* TASK BRIEF: Return every line of the data below exactly, but do not include the images.

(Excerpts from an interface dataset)
^^^^^^^^^^^^^^^^
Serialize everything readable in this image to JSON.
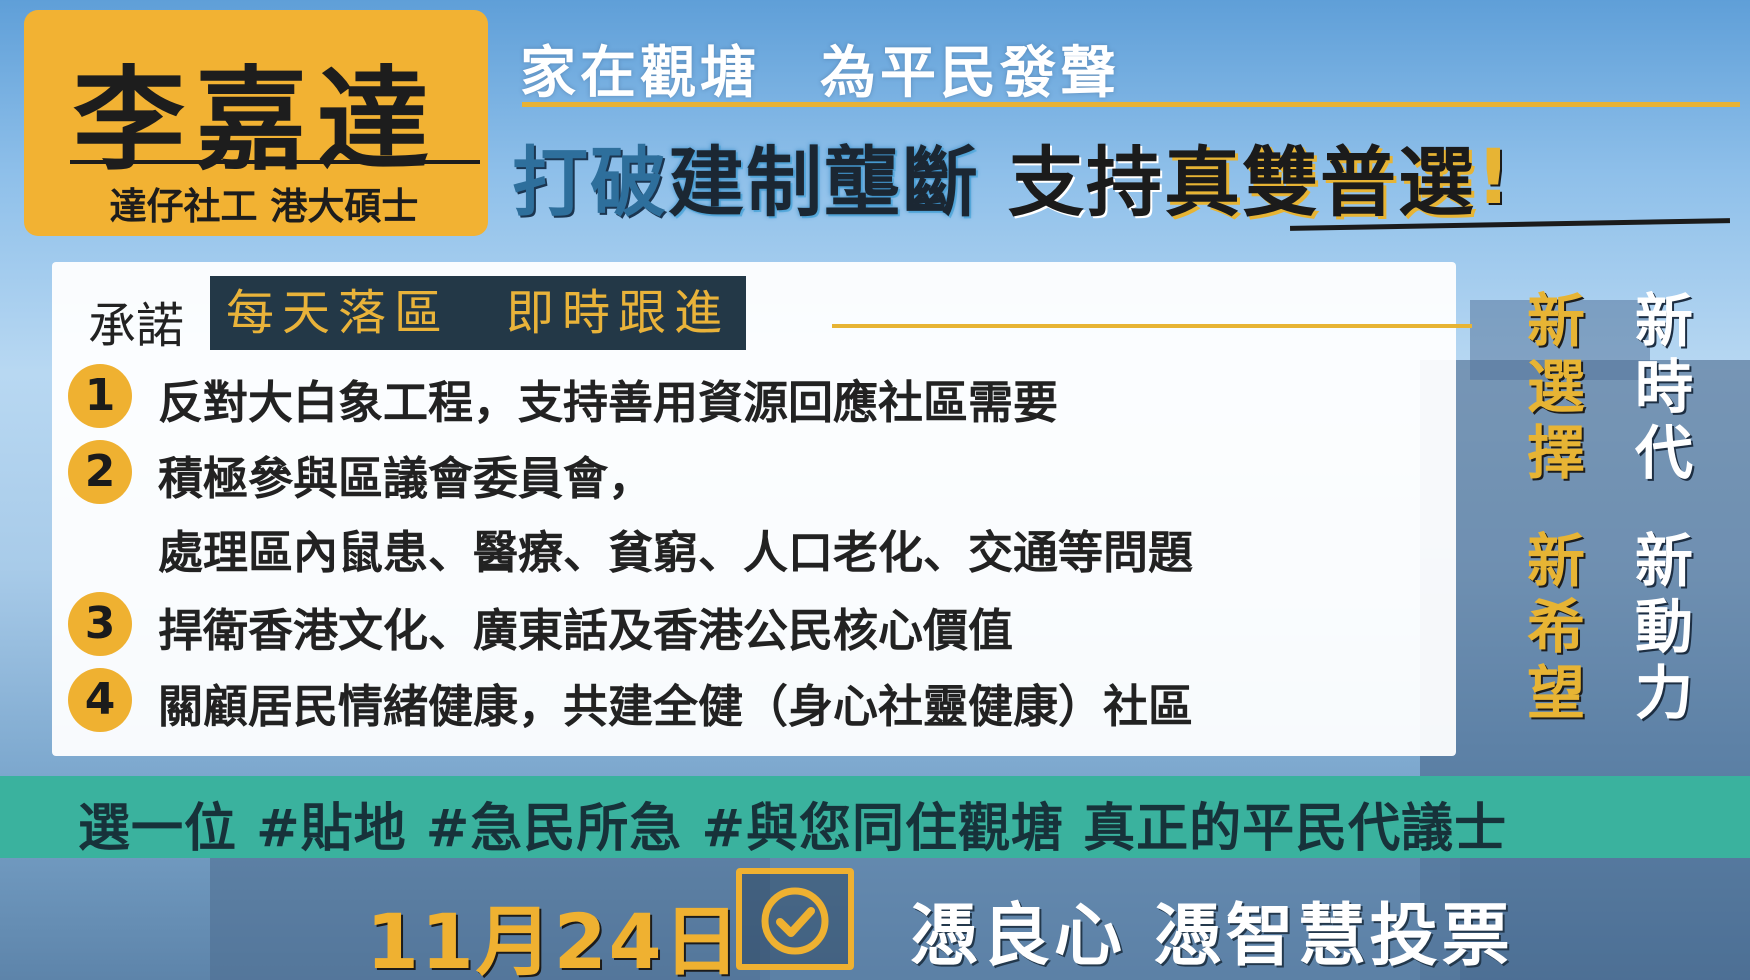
{
  "candidate": {
    "name": "李嘉達",
    "tagline": "達仔社工 港大碩士"
  },
  "header": {
    "slogan_top": "家在觀塘　為平民發聲",
    "slogan_main": {
      "part1": "打破",
      "part2": "建制壟斷",
      "part3": "支持",
      "part4": "真雙普選",
      "part5": "!"
    }
  },
  "pledges": {
    "label": "承諾",
    "highlight": "每天落區　即時跟進",
    "items": [
      {
        "number": "1",
        "lines": [
          "反對大白象工程，支持善用資源回應社區需要"
        ]
      },
      {
        "number": "2",
        "lines": [
          "積極參與區議會委員會，",
          "處理區內鼠患、醫療、貧窮、人口老化、交通等問題"
        ]
      },
      {
        "number": "3",
        "lines": [
          "捍衛香港文化、廣東話及香港公民核心價值"
        ]
      },
      {
        "number": "4",
        "lines": [
          "關顧居民情緒健康，共建全健（身心社靈健康）社區"
        ]
      }
    ]
  },
  "side_taglines": {
    "col_choice": [
      "新",
      "選",
      "擇"
    ],
    "col_era": [
      "新",
      "時",
      "代"
    ],
    "col_hope": [
      "新",
      "希",
      "望"
    ],
    "col_drive": [
      "新",
      "動",
      "力"
    ]
  },
  "banner": {
    "text": "選一位 #貼地 #急民所急 #與您同住觀塘 真正的平民代議士"
  },
  "footer": {
    "date": "11月24日",
    "ballot_icon": "check-ballot-icon",
    "slogan": "憑良心 憑智慧投票"
  },
  "colors": {
    "accent_yellow": "#efb131",
    "banner_teal": "#3ab29e",
    "dark_navy": "#233847",
    "sky_blue": "#8fc0ea"
  }
}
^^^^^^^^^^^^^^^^
* SOLUTION TO THE PROBLEM:
Serialize everything readable in this image to JSON.
{
  "candidate": {
    "name": "李嘉達",
    "tagline": "達仔社工 港大碩士"
  },
  "header": {
    "slogan_top": "家在觀塘　為平民發聲",
    "slogan_main": {
      "part1": "打破",
      "part2": "建制壟斷",
      "part3": "支持",
      "part4": "真雙普選",
      "part5": "!"
    }
  },
  "pledges": {
    "label": "承諾",
    "highlight": "每天落區　即時跟進",
    "items": [
      {
        "number": "1",
        "lines": [
          "反對大白象工程，支持善用資源回應社區需要"
        ]
      },
      {
        "number": "2",
        "lines": [
          "積極參與區議會委員會，",
          "處理區內鼠患、醫療、貧窮、人口老化、交通等問題"
        ]
      },
      {
        "number": "3",
        "lines": [
          "捍衛香港文化、廣東話及香港公民核心價值"
        ]
      },
      {
        "number": "4",
        "lines": [
          "關顧居民情緒健康，共建全健（身心社靈健康）社區"
        ]
      }
    ]
  },
  "side_taglines": {
    "col_choice": [
      "新",
      "選",
      "擇"
    ],
    "col_era": [
      "新",
      "時",
      "代"
    ],
    "col_hope": [
      "新",
      "希",
      "望"
    ],
    "col_drive": [
      "新",
      "動",
      "力"
    ]
  },
  "banner": {
    "text": "選一位 #貼地 #急民所急 #與您同住觀塘 真正的平民代議士"
  },
  "footer": {
    "date": "11月24日",
    "ballot_icon": "check-ballot-icon",
    "slogan": "憑良心 憑智慧投票"
  },
  "colors": {
    "accent_yellow": "#efb131",
    "banner_teal": "#3ab29e",
    "dark_navy": "#233847",
    "sky_blue": "#8fc0ea"
  }
}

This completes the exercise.